Although adult women are instructed to have gynecological exams (including Pap smears) every one to three years, it can often be unclear as to when these exams should begin. Some may begin visiting the gynecologist as soon as they become sexually active, while others may wait until their early twenties or even later. When should your tween or teen daughter visit the gynecologist, and what will this visit involve? Read on to learn more about the benefits and potential drawbacks of scheduling a gynecological exam for your daughter before she turns 18.
When should your daughter first see a gynecologist?
Although it's not necessary for your daughter to begin visiting a gynecologist as soon as she enters puberty or has her first menstrual period, most doctors recommend every girl see a gynecologist at least once by the time she is 15. This can help ensure that your daughter's reproductive system is healthy, and can also provide the opportunity for the doctor to answer any embarrassing or sensitive questions your daughter may have.

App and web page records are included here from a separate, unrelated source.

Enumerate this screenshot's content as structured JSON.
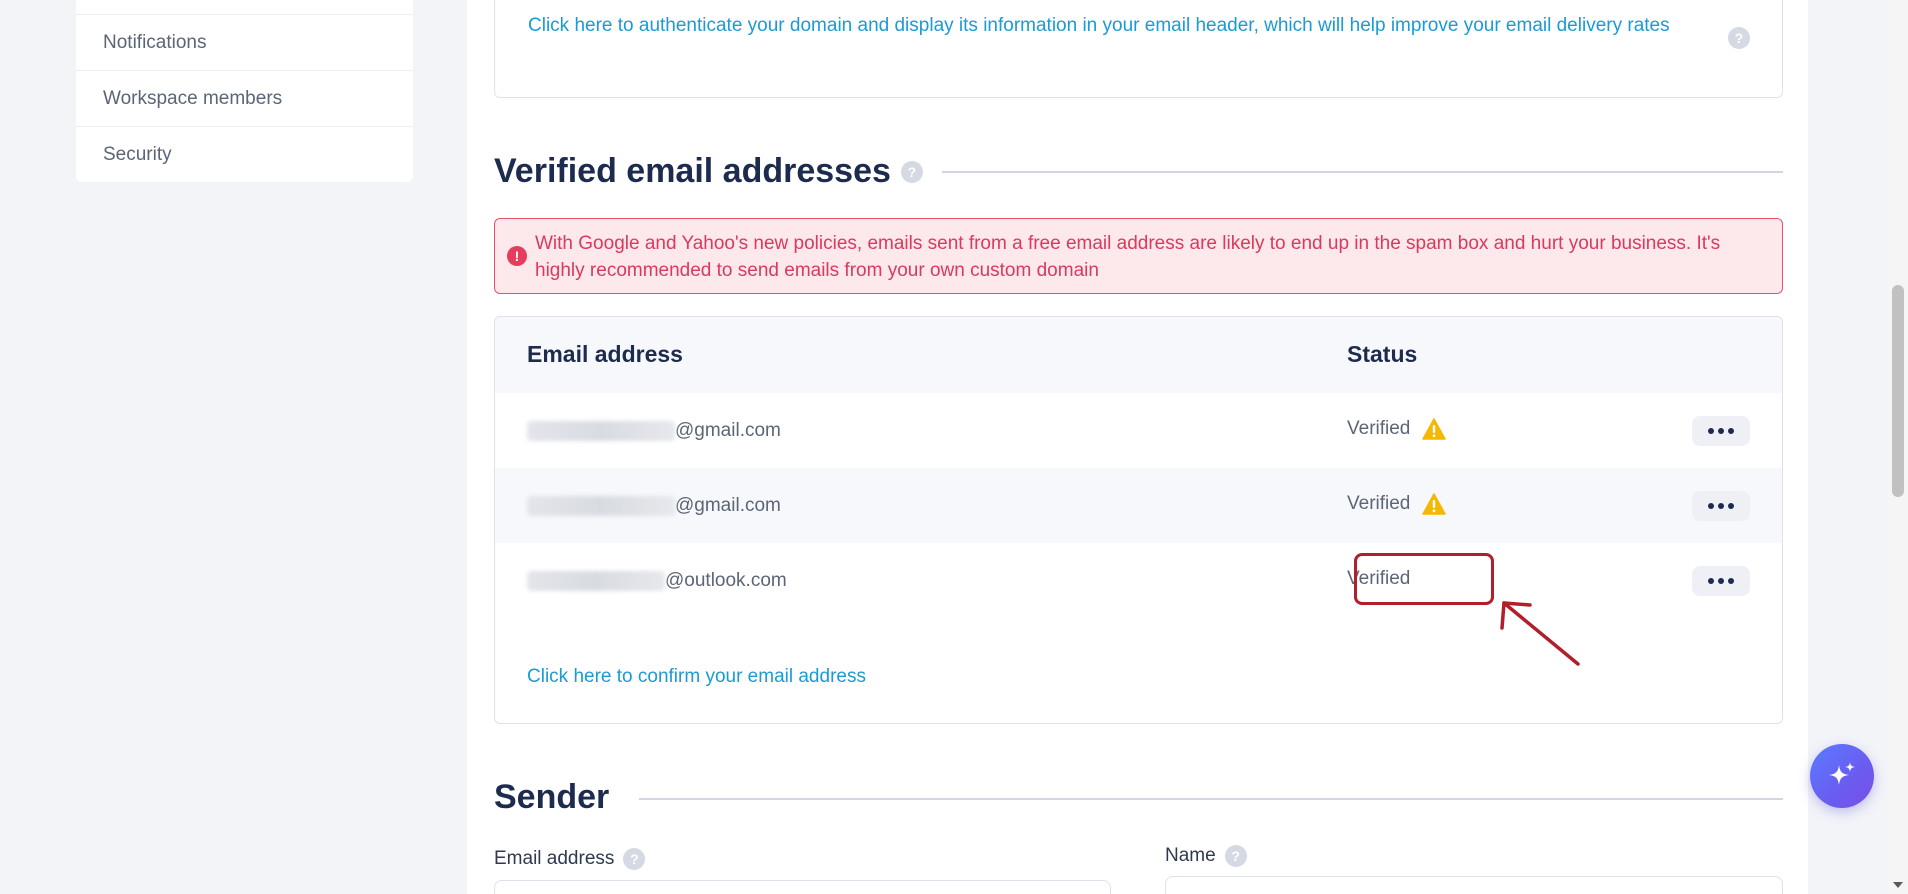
{
  "sidebar": {
    "items": [
      {
        "label": "Notifications"
      },
      {
        "label": "Workspace members"
      },
      {
        "label": "Security"
      }
    ]
  },
  "domain_auth": {
    "link_text": "Click here to authenticate your domain and display its information in your email header, which will help improve your email delivery rates",
    "help": "?"
  },
  "verified_section": {
    "title": "Verified email addresses",
    "help": "?",
    "alert": "With Google and Yahoo's new policies, emails sent from a free email address are likely to end up in the spam box and hurt your business. It's highly recommended to send emails from your own custom domain",
    "alert_icon": "!",
    "table": {
      "headers": {
        "email": "Email address",
        "status": "Status"
      },
      "rows": [
        {
          "email_domain": "@gmail.com",
          "status": "Verified",
          "warning": true,
          "warning_icon": "warning-icon"
        },
        {
          "email_domain": "@gmail.com",
          "status": "Verified",
          "warning": true,
          "warning_icon": "warning-icon"
        },
        {
          "email_domain": "@outlook.com",
          "status": "Verified",
          "warning": false
        }
      ],
      "confirm_link": "Click here to confirm your email address"
    }
  },
  "sender_section": {
    "title": "Sender",
    "email_label": "Email address",
    "name_label": "Name",
    "help": "?"
  },
  "colors": {
    "accent_link": "#1a9bd7",
    "alert_red": "#e63d5f",
    "heading": "#1d2b4f",
    "warning": "#f5b800",
    "annotation": "#b01f2a"
  }
}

You may want to explain to your daughter a bit about the procedures involved in a gynecological exam so that she can determine whether she'd prefer a male or female doctor. During the first exam, the gynecologist will likely just examine the outside of your daughter's genital area, rather than perform a full pelvic exam. Because your daughter won't need a Pap smear until her early twenties, the exam shouldn't be overly invasive. You may want to stay in the room with your daughter, or she could ask you to leave to provide additional privacy. It's important to respect her wishes in this regard.
What are the advantages and disadvantages of early gynecological visits?
There are a number of advantages, and relatively few downsides, to seeking gynecological care at a relatively young age. By seeking gynecological care in the early teens, your daughter may be able to have contributing factors to infertility (like polycystic ovarian syndrome) diagnosed early enough to be treated without having any permanent impact on your daughter's fertility. This can also provide your daughter with birth control methods to help avoid unplanned pregnancy or sexually transmitted diseases after she becomes sexually active.
However, if your daughter is highly resistant to this doctor visit, or if she seems uncomfortable or panicked at the thought of visiting a gynecologist, you shouldn't force the issue. Instead, you may want to start the process with your family doctor or another trusted doctor whom your daughter feels comfortable with. Although there are many benefits to receiving early gynecological care, the psychological damage associated with forcing this care on an unwilling teen may not be worth the positive health outcomes. If she is ready for her first appointment, contact Merkouris Rhene.